Exercise objective:
Could you repeat the records below exactly, leaving out any pictures?

[Collection entries]

◇ ◇ ◇ ◇

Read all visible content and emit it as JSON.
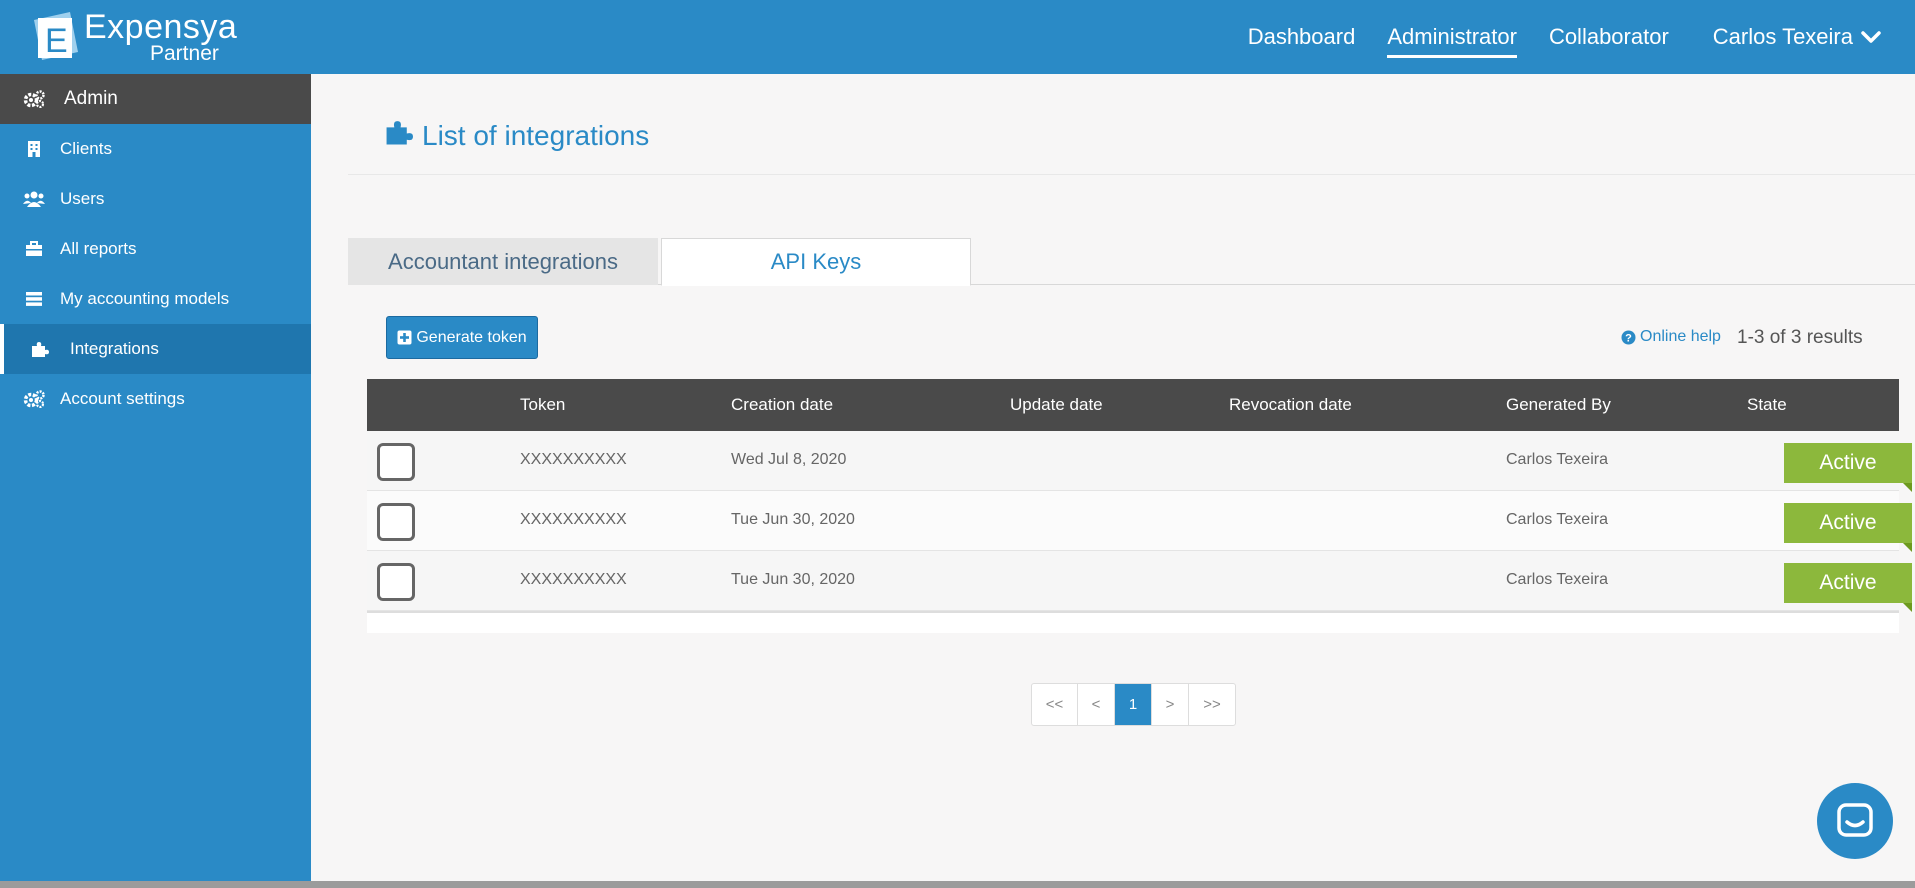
{
  "brand": {
    "name": "Expensya",
    "sub": "Partner"
  },
  "topnav": {
    "items": [
      {
        "label": "Dashboard",
        "active": false
      },
      {
        "label": "Administrator",
        "active": true
      },
      {
        "label": "Collaborator",
        "active": false
      }
    ],
    "user": "Carlos Texeira"
  },
  "sidebar": {
    "items": [
      {
        "label": "Admin",
        "icon": "gears-icon"
      },
      {
        "label": "Clients",
        "icon": "building-icon"
      },
      {
        "label": "Users",
        "icon": "users-icon"
      },
      {
        "label": "All reports",
        "icon": "briefcase-icon"
      },
      {
        "label": "My accounting models",
        "icon": "list-icon"
      },
      {
        "label": "Integrations",
        "icon": "puzzle-icon",
        "active": true
      },
      {
        "label": "Account settings",
        "icon": "gears-icon"
      }
    ]
  },
  "page": {
    "title": "List of integrations"
  },
  "tabs": [
    {
      "label": "Accountant integrations",
      "selected": false
    },
    {
      "label": "API Keys",
      "selected": true
    }
  ],
  "toolbar": {
    "generate_label": "Generate token",
    "help_label": "Online help",
    "count": "1-3 of 3 results"
  },
  "table": {
    "headers": {
      "token": "Token",
      "creation": "Creation date",
      "update": "Update date",
      "revocation": "Revocation date",
      "generated_by": "Generated By",
      "state": "State"
    },
    "rows": [
      {
        "token": "XXXXXXXXXX",
        "creation": "Wed Jul 8, 2020",
        "update": "",
        "revocation": "",
        "generated_by": "Carlos Texeira",
        "state": "Active"
      },
      {
        "token": "XXXXXXXXXX",
        "creation": "Tue Jun 30, 2020",
        "update": "",
        "revocation": "",
        "generated_by": "Carlos Texeira",
        "state": "Active"
      },
      {
        "token": "XXXXXXXXXX",
        "creation": "Tue Jun 30, 2020",
        "update": "",
        "revocation": "",
        "generated_by": "Carlos Texeira",
        "state": "Active"
      }
    ]
  },
  "pager": {
    "first": "<<",
    "prev": "<",
    "current": "1",
    "next": ">",
    "last": ">>"
  },
  "colors": {
    "primary": "#2a8ac6",
    "dark": "#4a4a4a",
    "active_badge": "#8cb83c"
  }
}
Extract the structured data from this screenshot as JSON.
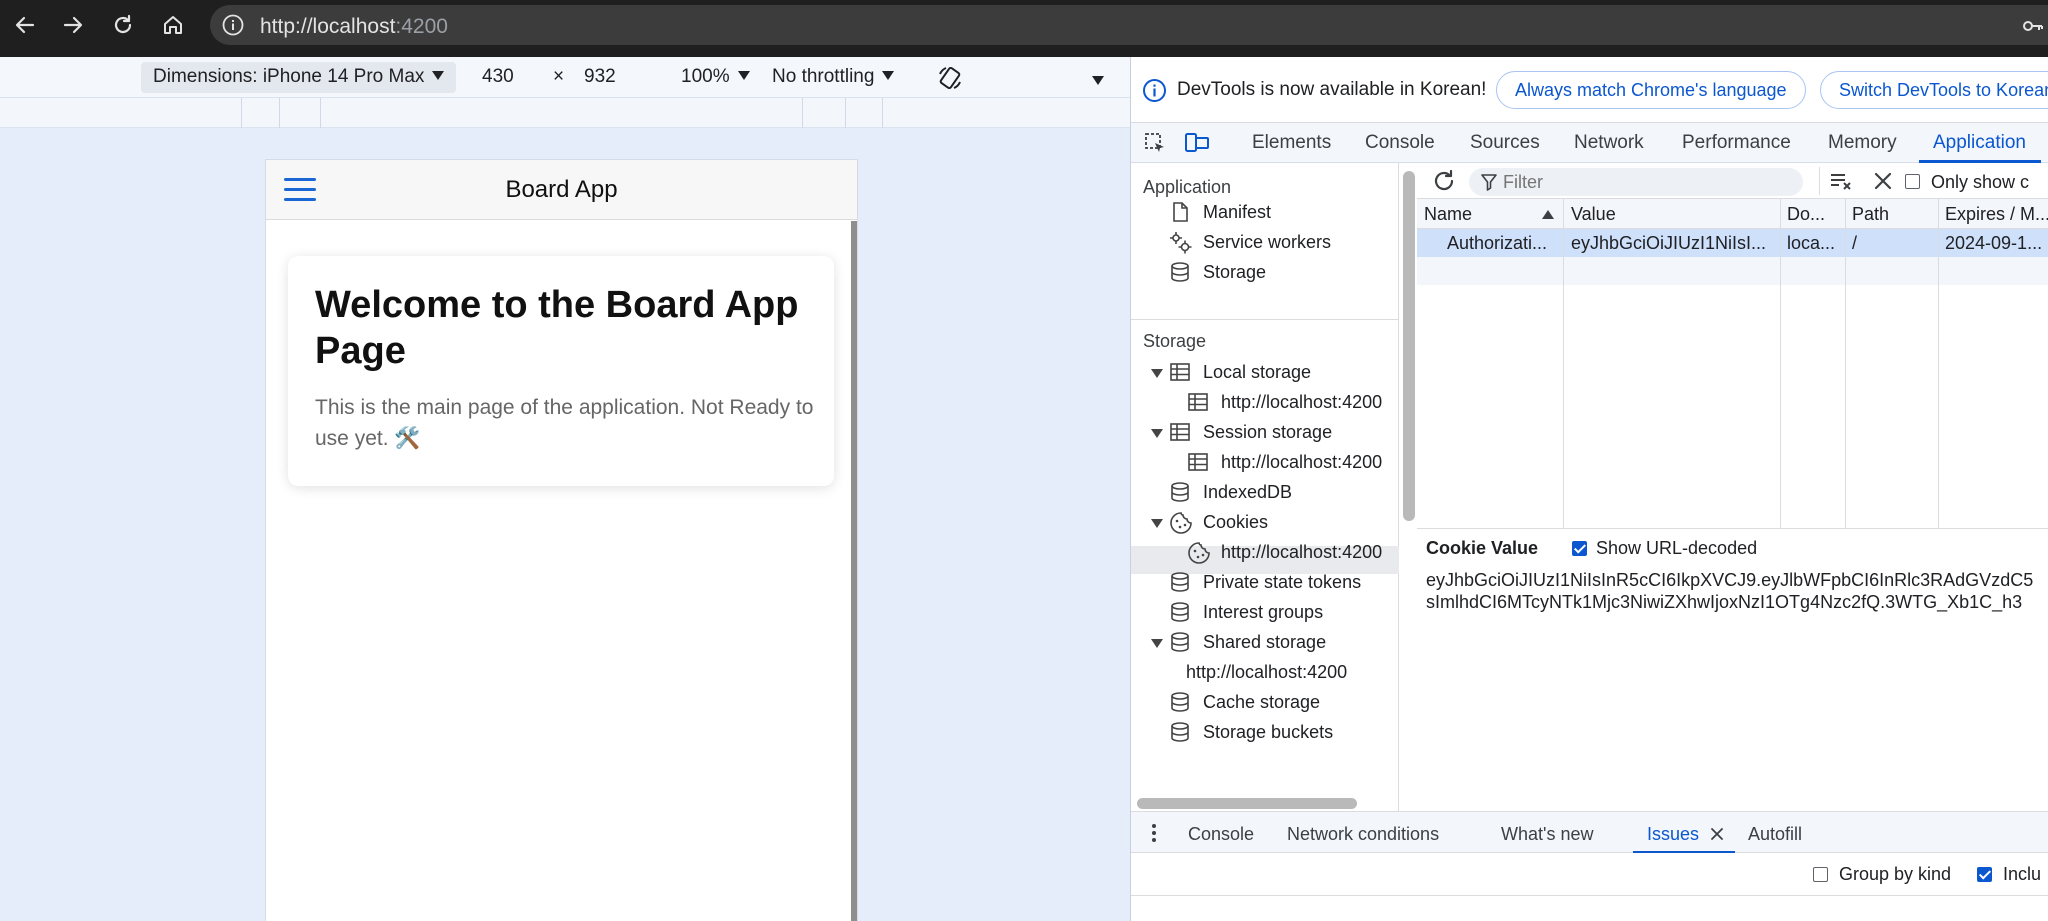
{
  "browser": {
    "url_host": "http://localhost",
    "url_port": ":4200",
    "icons": [
      "back-arrow-icon",
      "forward-arrow-icon",
      "reload-icon",
      "home-icon",
      "info-icon",
      "key-icon"
    ]
  },
  "device_toolbar": {
    "dimensions": "Dimensions: iPhone 14 Pro Max",
    "width": "430",
    "times": "×",
    "height": "932",
    "zoom": "100%",
    "throttling": "No throttling"
  },
  "app": {
    "title": "Board App",
    "heading": "Welcome to the Board App Page",
    "body": "This is the main page of the application. Not Ready to use yet. 🛠️"
  },
  "devtools": {
    "info_text": "DevTools is now available in Korean!",
    "btn_match": "Always match Chrome's language",
    "btn_switch": "Switch DevTools to Korean",
    "tabs": [
      "Elements",
      "Console",
      "Sources",
      "Network",
      "Performance",
      "Memory",
      "Application"
    ],
    "active_tab": "Application",
    "sidebar": {
      "application_header": "Application",
      "manifest": "Manifest",
      "service_workers": "Service workers",
      "storage_item": "Storage",
      "storage_header": "Storage",
      "local_storage": "Local storage",
      "local_storage_origin": "http://localhost:4200",
      "session_storage": "Session storage",
      "session_storage_origin": "http://localhost:4200",
      "indexeddb": "IndexedDB",
      "cookies": "Cookies",
      "cookies_origin": "http://localhost:4200",
      "private_state_tokens": "Private state tokens",
      "interest_groups": "Interest groups",
      "shared_storage": "Shared storage",
      "shared_storage_origin": "http://localhost:4200",
      "cache_storage": "Cache storage",
      "storage_buckets": "Storage buckets"
    },
    "filter_placeholder": "Filter",
    "only_show": "Only show c",
    "columns": [
      "Name",
      "Value",
      "Do...",
      "Path",
      "Expires / M..."
    ],
    "cookie_row": [
      "Authorizati...",
      "eyJhbGciOiJIUzI1NiIsI...",
      "loca...",
      "/",
      "2024-09-1..."
    ],
    "cookie_value_title": "Cookie Value",
    "show_url_decoded": "Show URL-decoded",
    "cookie_value_line1": "eyJhbGciOiJIUzI1NiIsInR5cCI6IkpXVCJ9.eyJlbWFpbCI6InRlc3RAdGVzdC5",
    "cookie_value_line2": "sImlhdCI6MTcyNTk1Mjc3NiwiZXhwIjoxNzI1OTg4Nzc2fQ.3WTG_Xb1C_h3",
    "drawer_tabs": [
      "Console",
      "Network conditions",
      "What's new",
      "Issues",
      "Autofill"
    ],
    "active_drawer_tab": "Issues",
    "group_by_kind": "Group by kind",
    "include": "Inclu"
  }
}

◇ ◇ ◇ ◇

Written answer:
Read all visible content and emit it as JSON.
{
  "brand": {
    "name": "Expensya",
    "sub": "Partner"
  },
  "topnav": {
    "items": [
      {
        "label": "Dashboard",
        "active": false
      },
      {
        "label": "Administrator",
        "active": true
      },
      {
        "label": "Collaborator",
        "active": false
      }
    ],
    "user": "Carlos Texeira"
  },
  "sidebar": {
    "items": [
      {
        "label": "Admin",
        "icon": "gears-icon"
      },
      {
        "label": "Clients",
        "icon": "building-icon"
      },
      {
        "label": "Users",
        "icon": "users-icon"
      },
      {
        "label": "All reports",
        "icon": "briefcase-icon"
      },
      {
        "label": "My accounting models",
        "icon": "list-icon"
      },
      {
        "label": "Integrations",
        "icon": "puzzle-icon",
        "active": true
      },
      {
        "label": "Account settings",
        "icon": "gears-icon"
      }
    ]
  },
  "page": {
    "title": "List of integrations"
  },
  "tabs": [
    {
      "label": "Accountant integrations",
      "selected": false
    },
    {
      "label": "API Keys",
      "selected": true
    }
  ],
  "toolbar": {
    "generate_label": "Generate token",
    "help_label": "Online help",
    "count": "1-3 of 3 results"
  },
  "table": {
    "headers": {
      "token": "Token",
      "creation": "Creation date",
      "update": "Update date",
      "revocation": "Revocation date",
      "generated_by": "Generated By",
      "state": "State"
    },
    "rows": [
      {
        "token": "XXXXXXXXXX",
        "creation": "Wed Jul 8, 2020",
        "update": "",
        "revocation": "",
        "generated_by": "Carlos Texeira",
        "state": "Active"
      },
      {
        "token": "XXXXXXXXXX",
        "creation": "Tue Jun 30, 2020",
        "update": "",
        "revocation": "",
        "generated_by": "Carlos Texeira",
        "state": "Active"
      },
      {
        "token": "XXXXXXXXXX",
        "creation": "Tue Jun 30, 2020",
        "update": "",
        "revocation": "",
        "generated_by": "Carlos Texeira",
        "state": "Active"
      }
    ]
  },
  "pager": {
    "first": "<<",
    "prev": "<",
    "current": "1",
    "next": ">",
    "last": ">>"
  },
  "colors": {
    "primary": "#2a8ac6",
    "dark": "#4a4a4a",
    "active_badge": "#8cb83c"
  }
}
Extract the structured data from this screenshot as JSON.
{
  "browser": {
    "url_host": "http://localhost",
    "url_port": ":4200",
    "icons": [
      "back-arrow-icon",
      "forward-arrow-icon",
      "reload-icon",
      "home-icon",
      "info-icon",
      "key-icon"
    ]
  },
  "device_toolbar": {
    "dimensions": "Dimensions: iPhone 14 Pro Max",
    "width": "430",
    "times": "×",
    "height": "932",
    "zoom": "100%",
    "throttling": "No throttling"
  },
  "app": {
    "title": "Board App",
    "heading": "Welcome to the Board App Page",
    "body": "This is the main page of the application. Not Ready to use yet. 🛠️"
  },
  "devtools": {
    "info_text": "DevTools is now available in Korean!",
    "btn_match": "Always match Chrome's language",
    "btn_switch": "Switch DevTools to Korean",
    "tabs": [
      "Elements",
      "Console",
      "Sources",
      "Network",
      "Performance",
      "Memory",
      "Application"
    ],
    "active_tab": "Application",
    "sidebar": {
      "application_header": "Application",
      "manifest": "Manifest",
      "service_workers": "Service workers",
      "storage_item": "Storage",
      "storage_header": "Storage",
      "local_storage": "Local storage",
      "local_storage_origin": "http://localhost:4200",
      "session_storage": "Session storage",
      "session_storage_origin": "http://localhost:4200",
      "indexeddb": "IndexedDB",
      "cookies": "Cookies",
      "cookies_origin": "http://localhost:4200",
      "private_state_tokens": "Private state tokens",
      "interest_groups": "Interest groups",
      "shared_storage": "Shared storage",
      "shared_storage_origin": "http://localhost:4200",
      "cache_storage": "Cache storage",
      "storage_buckets": "Storage buckets"
    },
    "filter_placeholder": "Filter",
    "only_show": "Only show c",
    "columns": [
      "Name",
      "Value",
      "Do...",
      "Path",
      "Expires / M..."
    ],
    "cookie_row": [
      "Authorizati...",
      "eyJhbGciOiJIUzI1NiIsI...",
      "loca...",
      "/",
      "2024-09-1..."
    ],
    "cookie_value_title": "Cookie Value",
    "show_url_decoded": "Show URL-decoded",
    "cookie_value_line1": "eyJhbGciOiJIUzI1NiIsInR5cCI6IkpXVCJ9.eyJlbWFpbCI6InRlc3RAdGVzdC5",
    "cookie_value_line2": "sImlhdCI6MTcyNTk1Mjc3NiwiZXhwIjoxNzI1OTg4Nzc2fQ.3WTG_Xb1C_h3",
    "drawer_tabs": [
      "Console",
      "Network conditions",
      "What's new",
      "Issues",
      "Autofill"
    ],
    "active_drawer_tab": "Issues",
    "group_by_kind": "Group by kind",
    "include": "Inclu"
  }
}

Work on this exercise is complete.